Summary of Experience
Mrs. Gerard has a wonderful and bright kindergarten class. The students are all unique and diverse in their own ways. A few students were of different races and ethnic identities. There were several different lessons taught throughout the field experience, as well as many different ways of evaluation. The teacher-student, student-teacher, and student-student interactions were excellent and Mrs. Gerard’s classroom management skills have created a wonderful classroom-learning environment to which you can see different theories being used.
Mrs. Gerard’s class consisted of twenty students. A few were of different races. There was one African American student, one Hispanic student and eighteen Caucasian students. The African American student was a little boy and the Hispanic Student was a little girl, who is also an ESL (English as Second Language) student. There were fourteen boys and sixteen girls. Visually, no student had a severe or even mild disability nor did any student seem to be of low socioeconomic background (SES). Though most of the students were Caucasian, all of the students were unique and diverse in their own way.
Several lessons were taught throughout the course of my observations. All of the lessons taught were from the Common Core State Standards (CCSS). During group reading time and the reading center, the lessons consisted of being able to identify characters, setting, and major events in a story. The students were to be able to tell which was the author or the illustrator of a book. They were to compare and contrast the adventures and experiences of characters in familiar stories with their own life experiences for example, when the Councilor read the book Kelly Bear which was all about feelings, the students all shared a time when they felt sad in their life. Students were to also have small discussions with their peers about books that were read in class. During reading time, Mrs. Gerard would have the student turn and face each other and talk about the story. During individual reading centers, the students were to understand rhyming words. Mrs. Gerard taught this by using many songs such as, Humpty Dumpty. They also had to identify these words by pointing to them. Mrs. Gerard made this more enjoyable for the students by using the projector and placing a poem on it, then the students would use a finger pointer and point as they read.
In the writing center the lessons consisted of using a combination of drawing, dictating, and writing to compose opinion pieces in which they tell a reader the topic or name of the book they are writing and state an opinion or preference about the topic or book.
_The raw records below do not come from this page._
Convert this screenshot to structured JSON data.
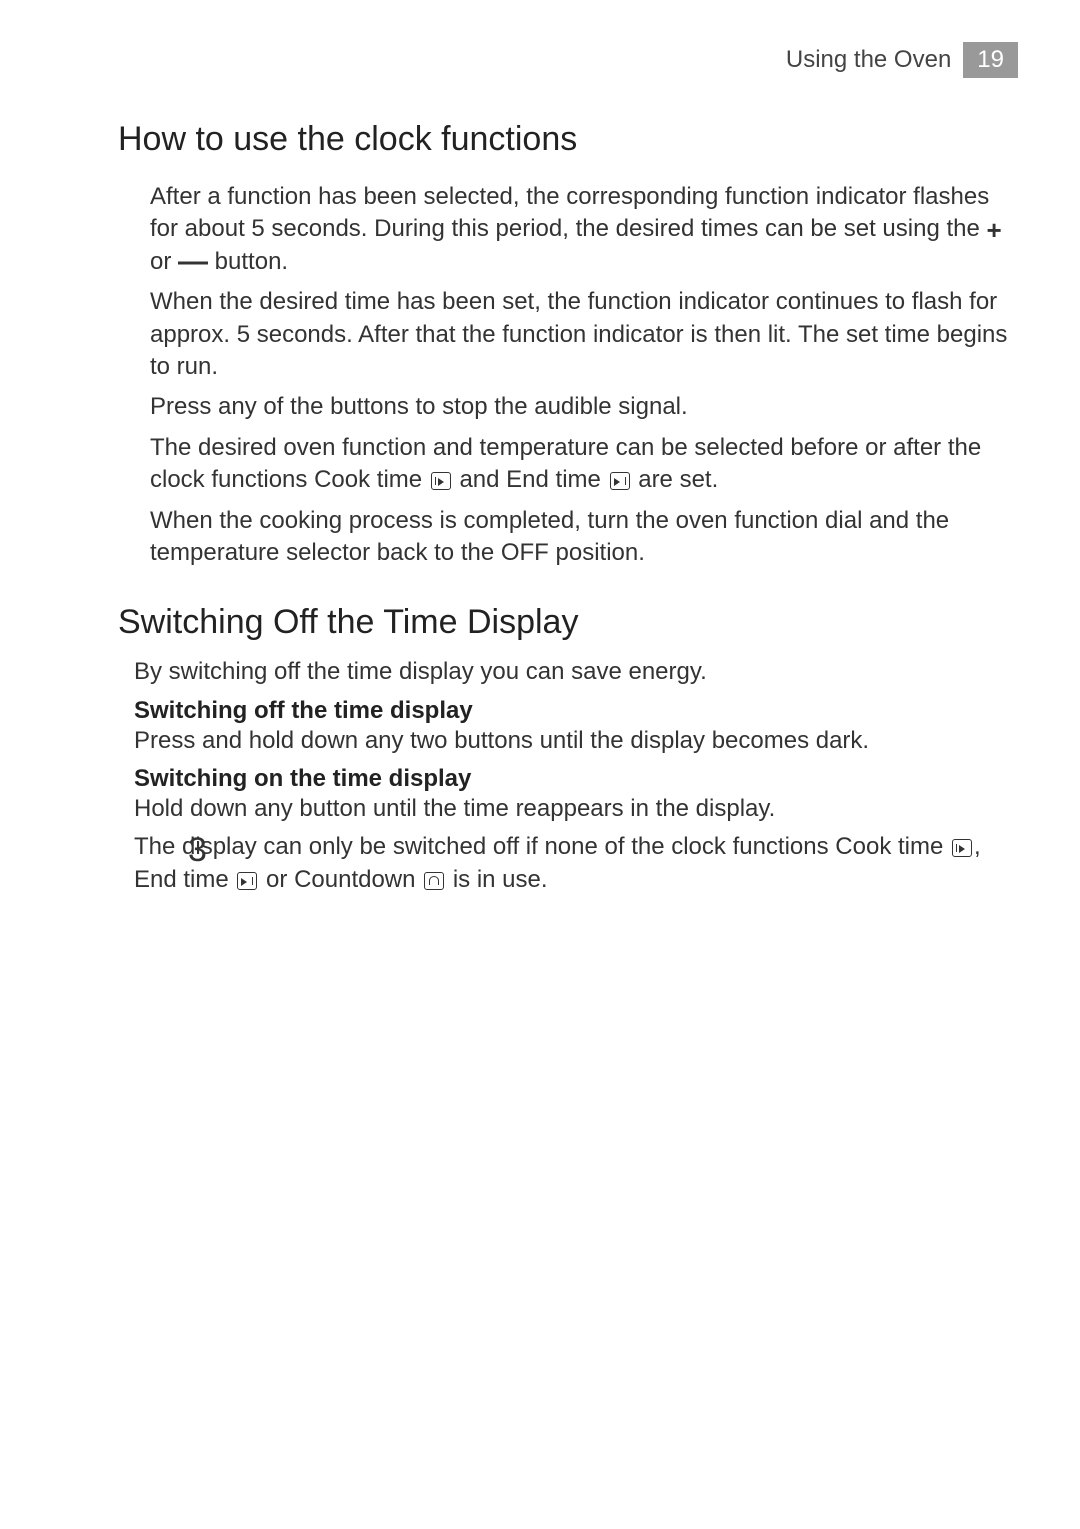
{
  "header": {
    "title": "Using the Oven",
    "page_number": "19"
  },
  "section1": {
    "heading": "How to use the clock functions",
    "p1a": "After a function has been selected, the corresponding function indicator flashes for about 5 seconds. During this period, the desired times can be set using the ",
    "p1b": " or ",
    "p1c": " button.",
    "p2": "When the desired time has been set, the function indicator continues to flash for approx. 5 seconds. After that the function indicator is then lit. The set time begins to run.",
    "p3": "Press any of the buttons to stop the audible signal.",
    "p4a": "The desired oven function and temperature can be selected before or after the clock functions Cook time ",
    "p4b": " and End time ",
    "p4c": " are set.",
    "p5": "When the cooking process is completed, turn the oven function dial and the temperature selector back to the OFF position."
  },
  "section2": {
    "heading": "Switching Off the Time Display",
    "intro": "By switching off the time display you can save energy.",
    "sub1_title": "Switching off the time display",
    "sub1_text": "Press and hold down any two buttons until the display becomes dark.",
    "sub2_title": "Switching on the time display",
    "sub2_text": "Hold down any button until the time reappears in the display.",
    "note_number": "3",
    "note_a": "The display can only be switched off if none of the clock functions Cook time ",
    "note_b": ", End time ",
    "note_c": " or Countdown ",
    "note_d": " is in use."
  },
  "symbols": {
    "plus": "+",
    "minus": "—"
  }
}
For example, when the children were writing about pumpkins and Halloween, they were to write about their favorite Halloween costume was and what they were going to be. They were to also compose a writing piece in which they give information. The students books called Bat Facts, was very informative and...